Among the planned speakers are President Obama, former presidents Clinton and Carter, and civil rights leaders. The program at the Lincoln Memorial will take place from 11:00 to 4:00 p.m. and is open to the public. Gates open at 9:00 a.m.
U.S. Park Police will close the Memorial Bridge to all vehicle and pedestrian traffic starting around 3:15 a.m. on Wednesday.
Metro is urging those attending the event to not use the Arlington Cemetery station due to the closure. Arlington Memorial Circle will remain open during the closure.

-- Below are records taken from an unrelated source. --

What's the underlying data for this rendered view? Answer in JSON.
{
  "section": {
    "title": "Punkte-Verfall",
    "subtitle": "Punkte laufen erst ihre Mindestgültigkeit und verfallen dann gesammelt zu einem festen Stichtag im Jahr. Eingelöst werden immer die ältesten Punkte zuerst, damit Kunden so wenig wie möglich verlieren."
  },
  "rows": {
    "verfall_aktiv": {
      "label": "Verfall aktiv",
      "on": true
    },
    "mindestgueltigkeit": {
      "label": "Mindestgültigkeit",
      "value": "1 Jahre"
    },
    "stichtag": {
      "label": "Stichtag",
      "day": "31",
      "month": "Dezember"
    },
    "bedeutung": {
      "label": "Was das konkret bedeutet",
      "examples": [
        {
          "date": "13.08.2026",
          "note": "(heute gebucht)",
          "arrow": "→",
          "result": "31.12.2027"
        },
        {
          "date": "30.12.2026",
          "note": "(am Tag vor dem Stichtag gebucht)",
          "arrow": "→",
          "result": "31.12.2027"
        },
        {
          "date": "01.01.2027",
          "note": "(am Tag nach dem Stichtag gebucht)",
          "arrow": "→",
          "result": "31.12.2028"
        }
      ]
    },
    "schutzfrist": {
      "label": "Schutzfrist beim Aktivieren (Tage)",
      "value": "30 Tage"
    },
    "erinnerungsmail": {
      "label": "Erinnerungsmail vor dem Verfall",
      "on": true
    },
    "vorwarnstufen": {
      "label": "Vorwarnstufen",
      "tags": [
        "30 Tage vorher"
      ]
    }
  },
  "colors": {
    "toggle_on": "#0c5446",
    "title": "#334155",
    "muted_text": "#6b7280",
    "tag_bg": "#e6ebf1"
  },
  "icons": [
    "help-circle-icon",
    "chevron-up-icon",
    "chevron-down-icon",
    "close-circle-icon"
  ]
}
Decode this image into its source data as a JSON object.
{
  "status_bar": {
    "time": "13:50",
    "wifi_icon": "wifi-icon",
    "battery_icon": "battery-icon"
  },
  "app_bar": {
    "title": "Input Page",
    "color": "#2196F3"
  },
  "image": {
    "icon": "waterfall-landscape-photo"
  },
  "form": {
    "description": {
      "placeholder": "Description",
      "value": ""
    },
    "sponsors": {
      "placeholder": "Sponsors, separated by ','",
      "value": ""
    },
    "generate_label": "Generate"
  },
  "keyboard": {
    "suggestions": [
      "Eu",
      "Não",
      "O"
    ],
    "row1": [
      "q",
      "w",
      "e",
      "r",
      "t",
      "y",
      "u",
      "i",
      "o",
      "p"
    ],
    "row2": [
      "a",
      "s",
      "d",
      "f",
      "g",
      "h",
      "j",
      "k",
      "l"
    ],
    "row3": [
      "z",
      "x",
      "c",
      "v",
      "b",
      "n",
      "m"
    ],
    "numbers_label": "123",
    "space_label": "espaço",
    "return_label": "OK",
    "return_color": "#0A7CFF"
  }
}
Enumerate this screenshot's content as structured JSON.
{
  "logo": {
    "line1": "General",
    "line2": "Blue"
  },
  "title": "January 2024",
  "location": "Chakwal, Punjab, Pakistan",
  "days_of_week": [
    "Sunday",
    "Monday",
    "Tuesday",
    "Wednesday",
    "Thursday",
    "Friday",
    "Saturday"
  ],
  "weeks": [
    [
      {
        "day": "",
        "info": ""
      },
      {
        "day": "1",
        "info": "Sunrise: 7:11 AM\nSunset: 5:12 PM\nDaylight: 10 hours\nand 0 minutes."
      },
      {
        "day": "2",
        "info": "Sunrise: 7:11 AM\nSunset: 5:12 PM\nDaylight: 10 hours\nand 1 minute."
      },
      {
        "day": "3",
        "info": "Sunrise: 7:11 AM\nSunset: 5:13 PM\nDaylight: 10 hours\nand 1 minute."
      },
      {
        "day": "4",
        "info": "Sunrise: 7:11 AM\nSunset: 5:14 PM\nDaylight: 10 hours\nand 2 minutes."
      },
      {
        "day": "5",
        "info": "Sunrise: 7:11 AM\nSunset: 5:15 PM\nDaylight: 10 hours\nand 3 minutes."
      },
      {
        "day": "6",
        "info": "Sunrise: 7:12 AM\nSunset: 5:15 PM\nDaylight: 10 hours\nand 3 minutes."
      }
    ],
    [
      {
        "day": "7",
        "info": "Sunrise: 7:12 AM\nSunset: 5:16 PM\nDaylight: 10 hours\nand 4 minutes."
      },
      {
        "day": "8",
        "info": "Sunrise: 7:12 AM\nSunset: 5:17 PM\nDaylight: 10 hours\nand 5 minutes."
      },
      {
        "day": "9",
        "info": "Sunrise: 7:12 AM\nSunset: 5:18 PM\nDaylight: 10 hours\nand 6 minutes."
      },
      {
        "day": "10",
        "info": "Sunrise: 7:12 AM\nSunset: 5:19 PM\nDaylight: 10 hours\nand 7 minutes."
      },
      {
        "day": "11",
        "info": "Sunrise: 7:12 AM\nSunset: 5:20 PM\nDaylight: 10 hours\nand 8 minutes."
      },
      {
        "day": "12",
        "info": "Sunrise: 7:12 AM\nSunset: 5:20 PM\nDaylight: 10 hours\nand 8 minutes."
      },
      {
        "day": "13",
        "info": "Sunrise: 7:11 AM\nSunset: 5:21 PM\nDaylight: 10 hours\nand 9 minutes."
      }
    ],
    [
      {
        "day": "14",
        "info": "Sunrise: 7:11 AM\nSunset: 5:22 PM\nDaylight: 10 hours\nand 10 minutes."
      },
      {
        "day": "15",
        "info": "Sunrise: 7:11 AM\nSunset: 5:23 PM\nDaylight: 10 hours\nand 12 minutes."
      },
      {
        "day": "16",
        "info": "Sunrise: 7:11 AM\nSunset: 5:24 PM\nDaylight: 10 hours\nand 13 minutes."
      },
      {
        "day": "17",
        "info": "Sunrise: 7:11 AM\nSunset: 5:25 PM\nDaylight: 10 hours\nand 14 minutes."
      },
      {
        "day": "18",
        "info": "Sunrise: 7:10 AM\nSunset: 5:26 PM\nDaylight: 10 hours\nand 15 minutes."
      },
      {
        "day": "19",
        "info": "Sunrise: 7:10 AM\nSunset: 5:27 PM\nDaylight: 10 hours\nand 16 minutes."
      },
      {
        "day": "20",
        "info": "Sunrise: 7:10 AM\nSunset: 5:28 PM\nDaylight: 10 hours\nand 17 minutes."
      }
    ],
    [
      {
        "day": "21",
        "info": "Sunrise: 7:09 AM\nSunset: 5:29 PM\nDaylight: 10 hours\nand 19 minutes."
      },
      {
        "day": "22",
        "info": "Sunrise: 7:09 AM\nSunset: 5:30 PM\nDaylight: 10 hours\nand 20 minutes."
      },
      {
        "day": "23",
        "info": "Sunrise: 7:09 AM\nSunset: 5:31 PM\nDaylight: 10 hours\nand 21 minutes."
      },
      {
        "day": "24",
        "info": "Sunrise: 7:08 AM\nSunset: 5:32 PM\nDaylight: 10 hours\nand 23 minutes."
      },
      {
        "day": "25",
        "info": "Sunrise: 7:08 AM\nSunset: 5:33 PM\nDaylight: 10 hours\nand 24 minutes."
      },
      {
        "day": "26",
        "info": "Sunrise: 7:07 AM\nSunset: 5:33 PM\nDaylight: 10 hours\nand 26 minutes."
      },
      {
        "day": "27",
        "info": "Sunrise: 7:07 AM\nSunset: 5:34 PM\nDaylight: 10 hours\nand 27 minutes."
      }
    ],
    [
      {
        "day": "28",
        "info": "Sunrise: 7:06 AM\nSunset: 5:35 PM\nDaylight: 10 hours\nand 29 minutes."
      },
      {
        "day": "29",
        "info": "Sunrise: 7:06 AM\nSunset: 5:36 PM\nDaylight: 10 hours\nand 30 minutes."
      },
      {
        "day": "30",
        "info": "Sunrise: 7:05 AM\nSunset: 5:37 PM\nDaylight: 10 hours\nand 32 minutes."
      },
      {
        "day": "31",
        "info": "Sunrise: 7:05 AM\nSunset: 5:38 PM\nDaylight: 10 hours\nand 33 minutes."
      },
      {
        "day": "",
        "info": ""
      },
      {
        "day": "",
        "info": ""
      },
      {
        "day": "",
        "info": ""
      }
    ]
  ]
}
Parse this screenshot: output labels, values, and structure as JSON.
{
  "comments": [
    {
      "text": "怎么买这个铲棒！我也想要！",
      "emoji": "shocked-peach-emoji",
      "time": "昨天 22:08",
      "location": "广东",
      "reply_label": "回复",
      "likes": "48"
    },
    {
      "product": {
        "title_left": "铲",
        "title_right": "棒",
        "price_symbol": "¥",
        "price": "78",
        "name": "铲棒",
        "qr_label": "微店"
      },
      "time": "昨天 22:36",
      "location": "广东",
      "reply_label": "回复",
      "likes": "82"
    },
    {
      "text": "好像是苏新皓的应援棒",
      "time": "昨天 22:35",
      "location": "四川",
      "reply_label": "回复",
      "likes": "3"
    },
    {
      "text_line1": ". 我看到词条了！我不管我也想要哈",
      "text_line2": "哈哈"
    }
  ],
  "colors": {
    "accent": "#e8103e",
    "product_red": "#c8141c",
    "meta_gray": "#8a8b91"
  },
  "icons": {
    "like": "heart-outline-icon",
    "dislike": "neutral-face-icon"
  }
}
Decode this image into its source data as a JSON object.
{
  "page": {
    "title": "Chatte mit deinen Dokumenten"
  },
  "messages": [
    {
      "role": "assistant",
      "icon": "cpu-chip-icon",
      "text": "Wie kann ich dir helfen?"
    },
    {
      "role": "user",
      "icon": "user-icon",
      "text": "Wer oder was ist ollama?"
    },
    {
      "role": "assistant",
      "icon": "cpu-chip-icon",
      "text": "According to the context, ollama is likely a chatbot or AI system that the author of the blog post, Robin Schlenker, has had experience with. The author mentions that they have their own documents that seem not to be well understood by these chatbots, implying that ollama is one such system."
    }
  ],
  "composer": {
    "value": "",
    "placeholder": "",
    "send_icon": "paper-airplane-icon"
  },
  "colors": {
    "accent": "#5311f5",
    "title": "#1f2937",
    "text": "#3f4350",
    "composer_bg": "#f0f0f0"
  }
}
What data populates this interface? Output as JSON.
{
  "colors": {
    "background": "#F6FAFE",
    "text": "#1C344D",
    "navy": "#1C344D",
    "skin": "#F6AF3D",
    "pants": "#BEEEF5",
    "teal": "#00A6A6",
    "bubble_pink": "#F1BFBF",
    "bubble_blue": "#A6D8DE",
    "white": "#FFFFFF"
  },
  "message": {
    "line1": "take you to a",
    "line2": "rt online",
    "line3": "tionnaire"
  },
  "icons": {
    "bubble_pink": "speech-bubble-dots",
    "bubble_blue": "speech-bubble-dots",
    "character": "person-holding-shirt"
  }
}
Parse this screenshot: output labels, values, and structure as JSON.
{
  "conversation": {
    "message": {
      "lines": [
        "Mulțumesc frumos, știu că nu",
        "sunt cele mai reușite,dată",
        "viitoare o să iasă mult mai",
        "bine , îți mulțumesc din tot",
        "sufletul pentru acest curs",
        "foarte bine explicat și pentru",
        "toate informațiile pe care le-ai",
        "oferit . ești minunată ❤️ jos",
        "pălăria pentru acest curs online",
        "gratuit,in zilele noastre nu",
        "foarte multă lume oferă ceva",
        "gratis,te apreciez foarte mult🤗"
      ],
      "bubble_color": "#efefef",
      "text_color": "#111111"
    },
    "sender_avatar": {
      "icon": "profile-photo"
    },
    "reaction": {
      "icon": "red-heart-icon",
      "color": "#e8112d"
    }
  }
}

The organization estimates that 811,500 people will travel at least 50 miles this weekend, a 2.6 percent increase from 2012. Of those travelers, 707,000 — or 87 percent — are expected to travel by car. About 8 percent will travel by air and 5 percent will travel by train, bus or boat, AAA projects.
AAA says the average traveler will journey about 600 miles, which is close to the national average. Gas prices are “unlikely to be a major factor for people in determining whether they will travel this Labor Day,” even though most consider the current national average of $3.54 a gallon “too high,” according to AAA.
“Call it summer’s last fling,” said John B. Townsend II, AAA Mid-Atlantic’s Manager of Public and Government Affairs. “After staying put throughout the summer, Washingtonians are yearning for travel, so they are getting the heck out of town for Labor Day. In fact, this is the fourth year of increases in local Labor Day travelers in the Washington metro area.”
“The effect of sequestration is still felt locally,” Townsend continued. “However, local residents can now gauge its full impact on their discretionary budgets with the recent announcement that the number of civilian furlough days has been reduced from 11 to six. That’s enough unanticipated good news to put folks around here in the mood to travel.”
The Memorial Bridge will be closed from 6:00 a.m. to 5:00 p.m. Saturday for the 50th Anniversary March on Washington Realize the Dream March & Rally.
The event, which will commemorate the anniversary of 1963 march and rally that featured Dr. Martin Luther King, Jr.’s “I Have a Dream” speech, will take place Saturday from 8:00 a.m. to 4:00 p.m. at the Lincoln Memorial.
The National Park Service says it’s taking “every effort… to minimize traffic delays during this event.”
“Variable message boards will be put in place in advance on Memorial Circle and the ramps from the George Washington Memorial Parkway to warn drivers of the [Memorial Bridge] closure,” NPS said in a press release.
Those heading to the rally are encouraged to take Metro to the Arlington National Cemetery station on the Blue Line.
The annual America’s 9/11 Ride is passing through Arlington this afternoon.
The riders are expected to head eastbound on I-66 around 2:45 p.m., before motoring southbound on Route 110 and arriving at the Double Tree hotel in Pentagon City (300 Army Navy Drive) by 3:15 p.m. In past years, Arlington County police have set up rolling road closures to ensure safe passage of the convoy.
The bikers started the day at the Flight 93 crash site in Shanksville, Pa. They will spend the night in Pentagon City and will hold an event in the Pentagon parking lot early tomorrow morning, before departing for New York City around 7:00 a.m.
Photo courtesy edobson22207